# My experience is that infomap tends to work better in most social science examples (websites, social media, classrooms, etc),
# but fastgreedy is faster.
# Another way in which we can think about network communities is in terms of hierarchy or structure. We’ll discuss one of these methods.
# K-core decomposition allows us to identify the core and the periphery of the network.
# A k-core is a maximal subnet of a network such that all nodes have at least degree K.
coreness(igraph)
which(coreness(igraph)==4) # what is the core of the network?
which(coreness(igraph)==1) # what is the periphery of the network?
kc <- coreness(igraph, mode="all")
plot(igraph, vertex.size=kc*6, vertex.label=kc)
# Visualizing network structure
V(igraph)$coreness <- coreness(igraph)
par(mfrow=c(2, 1), mar=c(0.1,0.1,1,0.1))
set.seed(777); fr <- layout_with_fr(igraph)
for (k in 1:2){
V(igraph)$color <- ifelse(V(igraph)$coreness>=k, "orange", "grey")
plot(igraph, main=paste0(k, '-core shell'), layout=fr)
}
# Homophily: the tendency of nodes to connect to others who are similar on some variable.
# assortativity_nominal() is for categorical variables (labels)
# assortativity() is for ordinal variables
# assortativity_degree() checks assortativity in node degrees
# The assortativity coefficient is positive if similar vertices (based on some external property)
# tend to connect to each, and negative otherwise (kind of correlation)
# create vectors with characters in each side
holland <- c("antwerp", "lisse", "haarlem")
germany <- c("bremen", "hamburg")
other <- c("venice", "delft ")
# we'll create a new variable as a node property called state
V(igraph)$state [V(igraph)$name %in% holland] <- 1
V(igraph)$state [V(igraph)$name %in% germany] <- 2
V(igraph)$state [V(igraph)$name %in% other] <- 3
igraph
V(igraph)
V(igraph)$name
str(V(igraph)$name)
str(V(igraph)$state)
V(igraph)$name
V(igraph)$state
assortativity(igraph, V(igraph)$state, directed=TRUE)
assortativity_degree(igraph, directed=TRUE)
# node we'll create a new color variable as a node property
V(igraph)$color <- NA
V(igraph)$color[V(igraph)$name %in% holland] <- "red"
V(igraph)$color[V(igraph)$name %in% germany] <- "gold"
V(igraph)$color[V(igraph)$name %in% other] <- "grey"

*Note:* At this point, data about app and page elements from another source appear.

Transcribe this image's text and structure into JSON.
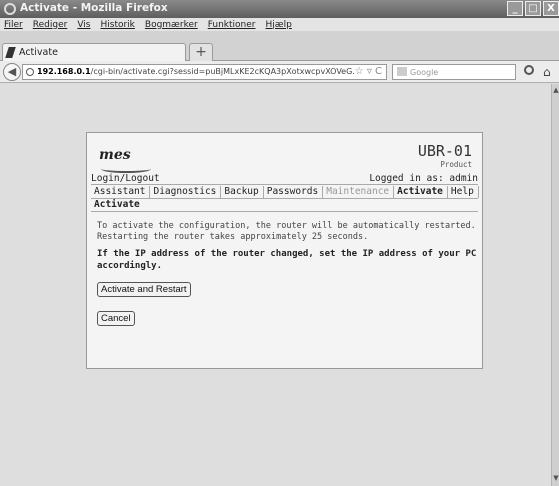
{
  "window": {
    "title": "Activate - Mozilla Firefox",
    "buttons": [
      "_",
      "□",
      "X"
    ]
  },
  "menubar": [
    "Filer",
    "Rediger",
    "Vis",
    "Historik",
    "Bogmærker",
    "Funktioner",
    "Hjælp"
  ],
  "tab": {
    "label": "Activate",
    "new_tab": "+"
  },
  "navbar": {
    "url_host": "192.168.0.1",
    "url_path": "/cgi-bin/activate.cgi?sessid=puBjMLxKE2cKQA3pXotxwcpvXOVeG.",
    "url_right_icons": "☆ ▿ C",
    "search_placeholder": "Google",
    "home_icon": "⌂"
  },
  "router": {
    "logo": "mes",
    "model": "UBR-01",
    "model_sub": "Product",
    "login_link": "Login/Logout",
    "logged_in": "Logged in as: admin",
    "tabs": [
      {
        "label": "Assistant",
        "state": "normal"
      },
      {
        "label": "Diagnostics",
        "state": "normal"
      },
      {
        "label": "Backup",
        "state": "normal"
      },
      {
        "label": "Passwords",
        "state": "normal"
      },
      {
        "label": "Maintenance",
        "state": "disabled"
      },
      {
        "label": "Activate",
        "state": "active"
      },
      {
        "label": "Help",
        "state": "normal"
      }
    ],
    "section_title": "Activate",
    "message_1": "To activate the configuration, the router will be automatically restarted. Restarting the router takes approximately 25 seconds.",
    "message_2": "If the IP address of the router changed, set the IP address of your PC accordingly.",
    "activate_button": "Activate and Restart",
    "cancel_button": "Cancel"
  }
}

vertex_attr(igraph)
par(mar=c(0,0,0,0))
plot(igraph)
# If we want to indicate what the colors correspond to, we can add a legend.
par(mar=c(0,0,0,0))
plot(igraph)
legend(x=.75, y=.75, legend=c("Holland", "Germany", "Other"),
pch=21, pt.bg=c("red", "gold", "grey"), pt.cex=2, bty="n")